Exercise: Within the listing below, how many lines contain the word "letter"? Answer with the number only.

Data listing:
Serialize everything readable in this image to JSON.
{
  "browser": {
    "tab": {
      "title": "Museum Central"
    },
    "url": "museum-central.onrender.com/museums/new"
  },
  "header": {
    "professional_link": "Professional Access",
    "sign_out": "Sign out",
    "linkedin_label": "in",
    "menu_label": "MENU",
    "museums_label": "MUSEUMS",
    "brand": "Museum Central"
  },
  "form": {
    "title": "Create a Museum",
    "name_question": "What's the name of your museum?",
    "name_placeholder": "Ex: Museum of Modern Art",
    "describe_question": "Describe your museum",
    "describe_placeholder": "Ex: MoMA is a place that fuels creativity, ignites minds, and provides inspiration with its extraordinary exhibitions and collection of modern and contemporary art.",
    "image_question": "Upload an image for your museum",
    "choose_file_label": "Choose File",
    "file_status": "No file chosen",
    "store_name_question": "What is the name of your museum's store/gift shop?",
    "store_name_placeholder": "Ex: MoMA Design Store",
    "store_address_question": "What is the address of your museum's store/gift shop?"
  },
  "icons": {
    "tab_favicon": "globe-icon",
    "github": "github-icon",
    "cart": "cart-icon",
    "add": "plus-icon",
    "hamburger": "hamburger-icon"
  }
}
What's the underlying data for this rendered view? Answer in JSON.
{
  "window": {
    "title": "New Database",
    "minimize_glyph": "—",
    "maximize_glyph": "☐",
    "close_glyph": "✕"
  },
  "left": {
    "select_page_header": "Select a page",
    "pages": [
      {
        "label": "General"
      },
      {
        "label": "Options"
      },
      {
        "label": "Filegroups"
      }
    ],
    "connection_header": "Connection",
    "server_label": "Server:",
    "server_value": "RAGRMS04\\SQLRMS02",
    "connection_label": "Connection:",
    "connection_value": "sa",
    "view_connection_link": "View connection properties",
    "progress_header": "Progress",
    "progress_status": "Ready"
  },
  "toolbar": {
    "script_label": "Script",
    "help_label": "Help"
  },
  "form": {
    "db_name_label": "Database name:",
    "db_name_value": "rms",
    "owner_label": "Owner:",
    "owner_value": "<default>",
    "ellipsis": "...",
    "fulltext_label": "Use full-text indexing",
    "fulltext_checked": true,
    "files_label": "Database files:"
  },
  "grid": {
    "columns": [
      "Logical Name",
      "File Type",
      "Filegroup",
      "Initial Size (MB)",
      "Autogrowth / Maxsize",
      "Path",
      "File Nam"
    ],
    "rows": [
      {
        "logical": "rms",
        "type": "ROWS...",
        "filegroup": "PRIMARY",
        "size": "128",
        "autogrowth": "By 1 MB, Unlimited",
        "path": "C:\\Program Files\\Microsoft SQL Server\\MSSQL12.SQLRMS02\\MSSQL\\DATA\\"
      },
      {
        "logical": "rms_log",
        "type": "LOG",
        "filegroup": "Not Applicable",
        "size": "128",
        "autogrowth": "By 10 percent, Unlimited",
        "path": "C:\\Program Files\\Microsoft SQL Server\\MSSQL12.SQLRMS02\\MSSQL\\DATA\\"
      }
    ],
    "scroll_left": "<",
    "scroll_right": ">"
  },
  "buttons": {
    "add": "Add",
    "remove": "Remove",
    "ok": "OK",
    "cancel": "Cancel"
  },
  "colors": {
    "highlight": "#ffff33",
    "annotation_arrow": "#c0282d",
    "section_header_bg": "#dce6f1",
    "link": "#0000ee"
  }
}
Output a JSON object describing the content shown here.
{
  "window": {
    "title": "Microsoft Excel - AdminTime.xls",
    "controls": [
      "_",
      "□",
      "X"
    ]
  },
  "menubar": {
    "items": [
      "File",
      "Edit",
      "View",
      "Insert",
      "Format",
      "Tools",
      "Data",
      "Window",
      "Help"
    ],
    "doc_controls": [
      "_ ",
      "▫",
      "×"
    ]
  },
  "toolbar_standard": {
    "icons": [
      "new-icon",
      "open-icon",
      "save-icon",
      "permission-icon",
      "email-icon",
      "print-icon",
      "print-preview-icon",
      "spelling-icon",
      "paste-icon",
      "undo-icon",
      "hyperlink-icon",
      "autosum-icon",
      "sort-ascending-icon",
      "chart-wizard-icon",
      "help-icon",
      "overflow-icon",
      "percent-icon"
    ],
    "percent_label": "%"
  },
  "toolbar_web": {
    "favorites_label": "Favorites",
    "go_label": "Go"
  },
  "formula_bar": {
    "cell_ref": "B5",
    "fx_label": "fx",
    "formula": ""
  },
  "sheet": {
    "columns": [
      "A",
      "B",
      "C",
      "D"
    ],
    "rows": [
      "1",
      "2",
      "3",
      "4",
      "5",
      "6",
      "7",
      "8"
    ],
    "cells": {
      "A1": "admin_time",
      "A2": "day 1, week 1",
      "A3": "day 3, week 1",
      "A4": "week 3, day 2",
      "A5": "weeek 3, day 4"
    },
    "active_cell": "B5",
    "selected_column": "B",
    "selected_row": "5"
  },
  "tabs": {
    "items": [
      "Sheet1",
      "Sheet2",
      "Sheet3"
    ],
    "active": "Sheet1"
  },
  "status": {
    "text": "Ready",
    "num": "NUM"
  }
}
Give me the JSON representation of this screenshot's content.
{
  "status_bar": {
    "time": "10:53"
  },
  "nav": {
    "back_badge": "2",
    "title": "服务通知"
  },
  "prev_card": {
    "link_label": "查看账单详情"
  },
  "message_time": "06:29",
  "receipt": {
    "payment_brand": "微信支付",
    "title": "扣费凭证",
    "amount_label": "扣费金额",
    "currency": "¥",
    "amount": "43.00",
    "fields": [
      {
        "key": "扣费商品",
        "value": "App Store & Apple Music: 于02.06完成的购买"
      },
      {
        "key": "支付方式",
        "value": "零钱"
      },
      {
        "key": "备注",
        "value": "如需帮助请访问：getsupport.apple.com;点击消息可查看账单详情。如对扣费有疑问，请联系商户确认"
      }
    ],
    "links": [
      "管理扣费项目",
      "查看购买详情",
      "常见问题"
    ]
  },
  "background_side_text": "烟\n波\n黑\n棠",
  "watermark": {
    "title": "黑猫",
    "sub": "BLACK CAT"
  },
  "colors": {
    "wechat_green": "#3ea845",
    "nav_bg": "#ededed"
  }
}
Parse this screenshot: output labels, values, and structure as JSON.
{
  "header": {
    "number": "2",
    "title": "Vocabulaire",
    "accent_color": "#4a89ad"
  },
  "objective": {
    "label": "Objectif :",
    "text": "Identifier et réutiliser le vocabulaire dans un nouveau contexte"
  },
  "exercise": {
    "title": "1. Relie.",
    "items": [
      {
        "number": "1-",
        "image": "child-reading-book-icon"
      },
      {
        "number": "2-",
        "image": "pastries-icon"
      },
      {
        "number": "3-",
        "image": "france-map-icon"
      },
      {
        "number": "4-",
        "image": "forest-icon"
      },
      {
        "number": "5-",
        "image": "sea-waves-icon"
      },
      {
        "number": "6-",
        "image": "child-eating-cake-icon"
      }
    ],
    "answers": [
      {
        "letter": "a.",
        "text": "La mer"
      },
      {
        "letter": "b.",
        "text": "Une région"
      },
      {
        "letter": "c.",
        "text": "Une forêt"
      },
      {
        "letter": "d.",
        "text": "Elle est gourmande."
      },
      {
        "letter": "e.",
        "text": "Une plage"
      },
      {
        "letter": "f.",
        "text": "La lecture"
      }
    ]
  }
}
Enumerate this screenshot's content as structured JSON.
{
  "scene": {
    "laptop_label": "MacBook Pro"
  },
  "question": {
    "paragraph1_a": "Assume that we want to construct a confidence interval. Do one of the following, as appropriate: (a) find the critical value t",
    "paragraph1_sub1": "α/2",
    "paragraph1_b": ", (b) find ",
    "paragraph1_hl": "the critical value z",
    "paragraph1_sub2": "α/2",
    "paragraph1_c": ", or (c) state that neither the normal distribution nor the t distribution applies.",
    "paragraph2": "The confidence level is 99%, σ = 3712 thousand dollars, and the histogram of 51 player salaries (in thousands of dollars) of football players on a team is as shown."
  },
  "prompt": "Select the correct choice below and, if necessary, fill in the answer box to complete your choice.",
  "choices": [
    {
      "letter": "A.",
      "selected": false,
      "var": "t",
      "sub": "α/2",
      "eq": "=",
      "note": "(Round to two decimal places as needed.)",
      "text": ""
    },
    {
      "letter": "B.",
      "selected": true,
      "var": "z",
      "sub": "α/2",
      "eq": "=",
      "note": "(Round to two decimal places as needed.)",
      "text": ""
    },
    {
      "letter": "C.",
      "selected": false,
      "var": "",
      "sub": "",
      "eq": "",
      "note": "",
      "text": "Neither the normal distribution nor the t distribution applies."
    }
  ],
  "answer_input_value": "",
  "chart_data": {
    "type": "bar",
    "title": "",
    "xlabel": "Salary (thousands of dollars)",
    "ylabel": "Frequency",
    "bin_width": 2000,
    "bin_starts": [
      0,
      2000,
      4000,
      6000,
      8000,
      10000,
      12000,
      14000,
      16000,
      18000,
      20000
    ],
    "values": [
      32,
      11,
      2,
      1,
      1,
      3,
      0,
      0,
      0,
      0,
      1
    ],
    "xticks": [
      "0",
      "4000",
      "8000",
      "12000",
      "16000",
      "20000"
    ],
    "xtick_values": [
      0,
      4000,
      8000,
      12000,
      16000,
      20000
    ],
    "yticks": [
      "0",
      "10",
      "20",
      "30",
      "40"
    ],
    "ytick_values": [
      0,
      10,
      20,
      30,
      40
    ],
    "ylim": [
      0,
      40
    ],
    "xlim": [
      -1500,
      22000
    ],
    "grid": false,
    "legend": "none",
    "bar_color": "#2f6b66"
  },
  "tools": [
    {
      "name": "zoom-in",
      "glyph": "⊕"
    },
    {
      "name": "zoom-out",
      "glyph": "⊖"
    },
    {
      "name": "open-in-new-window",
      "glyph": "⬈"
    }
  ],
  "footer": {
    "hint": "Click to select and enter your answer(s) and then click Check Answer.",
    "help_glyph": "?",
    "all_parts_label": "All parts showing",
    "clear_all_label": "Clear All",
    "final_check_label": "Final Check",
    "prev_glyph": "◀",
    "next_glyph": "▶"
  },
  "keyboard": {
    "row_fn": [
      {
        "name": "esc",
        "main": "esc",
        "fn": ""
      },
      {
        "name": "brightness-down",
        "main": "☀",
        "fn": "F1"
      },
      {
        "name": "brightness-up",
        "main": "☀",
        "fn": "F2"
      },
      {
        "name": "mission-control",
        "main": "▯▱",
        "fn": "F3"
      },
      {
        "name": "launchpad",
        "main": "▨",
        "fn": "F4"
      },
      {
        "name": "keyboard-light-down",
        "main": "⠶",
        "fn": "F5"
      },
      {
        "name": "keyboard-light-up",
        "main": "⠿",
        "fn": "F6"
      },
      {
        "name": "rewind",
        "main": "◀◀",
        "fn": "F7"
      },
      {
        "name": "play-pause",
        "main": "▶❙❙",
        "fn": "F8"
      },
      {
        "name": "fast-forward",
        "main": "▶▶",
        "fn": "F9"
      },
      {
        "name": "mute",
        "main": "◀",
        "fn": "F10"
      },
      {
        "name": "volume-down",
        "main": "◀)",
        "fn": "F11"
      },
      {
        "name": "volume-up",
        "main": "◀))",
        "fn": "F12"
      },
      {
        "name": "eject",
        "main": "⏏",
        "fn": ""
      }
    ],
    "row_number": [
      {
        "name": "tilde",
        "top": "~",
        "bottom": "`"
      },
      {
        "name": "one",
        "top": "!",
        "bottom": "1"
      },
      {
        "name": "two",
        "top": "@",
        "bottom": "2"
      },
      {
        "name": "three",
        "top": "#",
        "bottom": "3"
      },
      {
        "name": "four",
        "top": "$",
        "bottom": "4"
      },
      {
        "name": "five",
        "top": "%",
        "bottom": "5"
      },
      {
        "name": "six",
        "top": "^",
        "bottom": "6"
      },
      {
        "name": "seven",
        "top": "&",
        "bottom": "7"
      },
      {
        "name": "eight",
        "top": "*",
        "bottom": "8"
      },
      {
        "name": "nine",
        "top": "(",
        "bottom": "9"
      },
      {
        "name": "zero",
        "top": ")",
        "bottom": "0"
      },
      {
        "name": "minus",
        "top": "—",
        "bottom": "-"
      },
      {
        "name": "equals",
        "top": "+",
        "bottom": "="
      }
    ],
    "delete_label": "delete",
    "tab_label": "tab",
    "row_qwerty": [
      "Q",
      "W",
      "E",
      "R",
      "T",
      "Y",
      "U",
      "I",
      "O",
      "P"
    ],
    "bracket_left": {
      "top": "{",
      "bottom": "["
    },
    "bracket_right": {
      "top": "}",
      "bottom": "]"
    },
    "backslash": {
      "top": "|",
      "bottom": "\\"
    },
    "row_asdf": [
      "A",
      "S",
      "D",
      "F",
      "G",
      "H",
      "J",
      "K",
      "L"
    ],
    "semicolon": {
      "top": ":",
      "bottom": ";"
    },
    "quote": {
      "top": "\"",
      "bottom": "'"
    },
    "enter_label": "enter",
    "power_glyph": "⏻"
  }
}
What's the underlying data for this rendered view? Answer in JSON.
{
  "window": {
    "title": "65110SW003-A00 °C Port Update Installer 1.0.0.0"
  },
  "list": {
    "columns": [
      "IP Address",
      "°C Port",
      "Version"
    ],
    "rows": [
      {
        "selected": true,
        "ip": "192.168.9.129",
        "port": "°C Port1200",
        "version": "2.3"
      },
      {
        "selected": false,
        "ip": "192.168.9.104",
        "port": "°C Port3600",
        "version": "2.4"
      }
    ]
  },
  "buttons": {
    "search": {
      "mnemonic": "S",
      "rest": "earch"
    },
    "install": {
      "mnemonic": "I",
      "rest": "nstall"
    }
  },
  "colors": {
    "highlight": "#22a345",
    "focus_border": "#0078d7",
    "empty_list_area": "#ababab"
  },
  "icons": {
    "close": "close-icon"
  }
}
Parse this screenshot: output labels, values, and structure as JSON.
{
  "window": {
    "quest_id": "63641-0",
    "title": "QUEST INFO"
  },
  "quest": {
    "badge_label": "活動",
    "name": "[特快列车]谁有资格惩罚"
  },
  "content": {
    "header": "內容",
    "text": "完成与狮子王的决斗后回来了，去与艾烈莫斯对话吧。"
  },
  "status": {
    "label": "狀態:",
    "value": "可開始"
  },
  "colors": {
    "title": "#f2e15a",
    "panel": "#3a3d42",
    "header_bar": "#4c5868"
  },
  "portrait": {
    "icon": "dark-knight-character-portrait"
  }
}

Exercise output: 9